- S. J. Kang, B. M. Kim, Y. J. Lee, S. H. Hong, and H. W. Chung, “Titanium dioxide nanoparticles induce apoptosis through the JNK/p38-caspase-8-Bid pathway in phytohemagglutinin-stimulated human lymphocytes,” Biochemical and Biophysical Research Communications, vol. 386, no. 4, pp. 682–687, 2009.
- C. I. Vamanu, M. R. Cimpan, P. J. Høl, S. Sørnes, S. A. Lie, and N. R. Gjerdet, “Induction of cell death by TiO2 nanoparticles: studies on a human monoblastoid cell line,” Toxicology in Vitro, vol. 22, no. 7, pp. 1689–1696, 2008.
- D. M. Goncalves and D. Girard, “Titanium dioxide (TiO(2)) nanoparticles induce neutrophil influx and local production of several pro-inflammatory mediators in vivo,” International Immunopharmacology, vol. 11, no. 8, pp. 1109–1115, 2011.

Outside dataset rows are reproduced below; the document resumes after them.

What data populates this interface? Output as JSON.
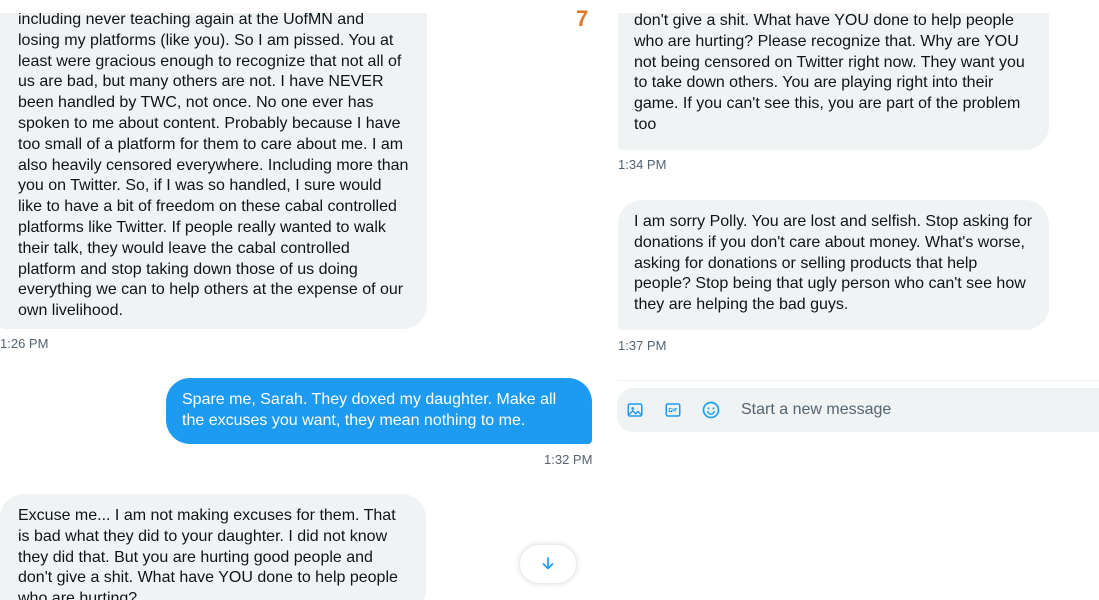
{
  "annotation_number": "7",
  "left_panel": {
    "messages": [
      {
        "text": "including never teaching again at the UofMN and losing my platforms (like you). So I am pissed. You at least were gracious enough to recognize that not all of us are bad, but many others are not. I have NEVER been handled by TWC, not once. No one ever has spoken to me about content. Probably because I have too small of a platform for them to care about me. I am also heavily censored everywhere. Including more than you on Twitter. So, if I was so handled, I sure would like to have a bit of freedom on these cabal controlled platforms like Twitter. If people really wanted to walk their talk, they would leave the cabal controlled platform and stop taking down those of us doing everything we can to help others at the expense of our own livelihood.",
        "time": "1:26 PM"
      },
      {
        "text": "Spare me, Sarah. They doxed my daughter. Make all the excuses you want, they mean nothing to me.",
        "time": "1:32 PM"
      },
      {
        "text": "Excuse me... I am not making excuses for them. That is bad what they did to your daughter. I did not know they did that. But you are hurting good people and don't give a shit. What have YOU done to help people who are hurting?"
      }
    ]
  },
  "right_panel": {
    "messages": [
      {
        "text": "don't give a shit. What have YOU done to help people who are hurting? Please recognize that. Why are YOU not being censored on Twitter right now. They want you to take down others. You are playing right into their game. If you can't see this, you are part of the problem too",
        "time": "1:34 PM"
      },
      {
        "text": "I am sorry Polly. You are lost and selfish. Stop asking for donations if you don't care about money. What's worse, asking for donations or selling products that help people? Stop being that ugly person who can't see how they are helping the bad guys.",
        "time": "1:37 PM"
      }
    ],
    "composer": {
      "placeholder": "Start a new message",
      "icons": [
        "image-icon",
        "gif-icon",
        "emoji-icon"
      ]
    }
  },
  "colors": {
    "accent": "#1d9bf0",
    "received_bubble": "#eff3f4",
    "timestamp": "#536471",
    "annotation": "#e0782a"
  }
}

- A. Srinivas, P. J. Rao, G. Selvam, P. B. Murthy, and P. N. Reddy, “Acute inhalation toxicity of cerium oxide nanoparticles in rats,” Toxicology Letters, vol. 205, no. 2, pp. 105–115, 2011.
- C. M. Sayes, K. L. Reed, and D. B. Warheit, “Nanoparticle toxicology: measurements of pulmonary hazard effects following exposures to nanoparticles,” Methods in Molecular Biology, vol. 726, pp. 313–324, 2011.
- S. Hussain, J. A.J. Vanoirbeek, K. Luyts et al., “Lung exposure to nanoparticles modulates an asthmatic response in a mouse model,” European Respiratory Journal, vol. 37, no. 2, pp. 299–309, 2011.
- M. Roursgaard, S. S. Poulsen, L. K. Poulsen et al., “Time-response relationship of nano and micro particle induced lung inflammation. Quartz as reference compound,” Human and Experimental Toxicology, vol. 29, no. 11, pp. 915–933, 2010.
- E. M. Rossi, L. Pylkkänen, A. J. Koivisto et al., “Airway exposure to silica-coated TiO2 nanoparticles induces pulmonary neutrophilia in mice,” Toxicological Sciences, vol. 113, no. 2, pp. 422–433, 2009.
- S. T. Larsen, M. Roursgaard, K. A. Jensen, and G. D. Nielsen, “Nano titanium dioxide particles promote allergic sensitization and lung inflammation in mice,” Basic and Clinical Pharmacology and Toxicology, vol. 106, no. 2, pp. 114–117, 2010.
- N. R. Jacobsen, P. Møller, K. A. Jensen et al., “Lung inflammation and genotoxicity following pulmonary exposure to nanoparticles in ApoE-/-mice,” Particle and Fibre Toxicology, vol. 6, article 2, 2009.
- V. E. Kagan, N. V. Konduru, W. Feng et al., “Carbon nanotubes degraded by neutrophil myeloperoxidase induce less pulmonary inflammation,” Nature Nanotechnology, vol. 5, no. 5, pp. 354–359, 2010.
- M. Pelletier, A. Savoie, and D. Girard, “Activation of human neutrophils by the air pollutant sodium sulfite (NA2SO3): comparison with immature promyelocytic HL-60 and DMSO-differentiated HL-60 cells reveals that NA2SO3 is a neutrophil but not a HL-60 cell agonist,” Clinical Immunology, vol. 96, no. 2, pp. 131–139, 2000.
- C. Ratthé and D. Girard, “Investigation of the interleukin (IL)-4/IL-4 receptor system in promyelocytic leukaemia PLB-985 cells during differentiation toward neutrophil-like phenotype: mechanism involved in IL-4-induced SOCS3 protein expression,” British Journal of Haematology, vol. 140, no. 1, pp. 59–70, 2008.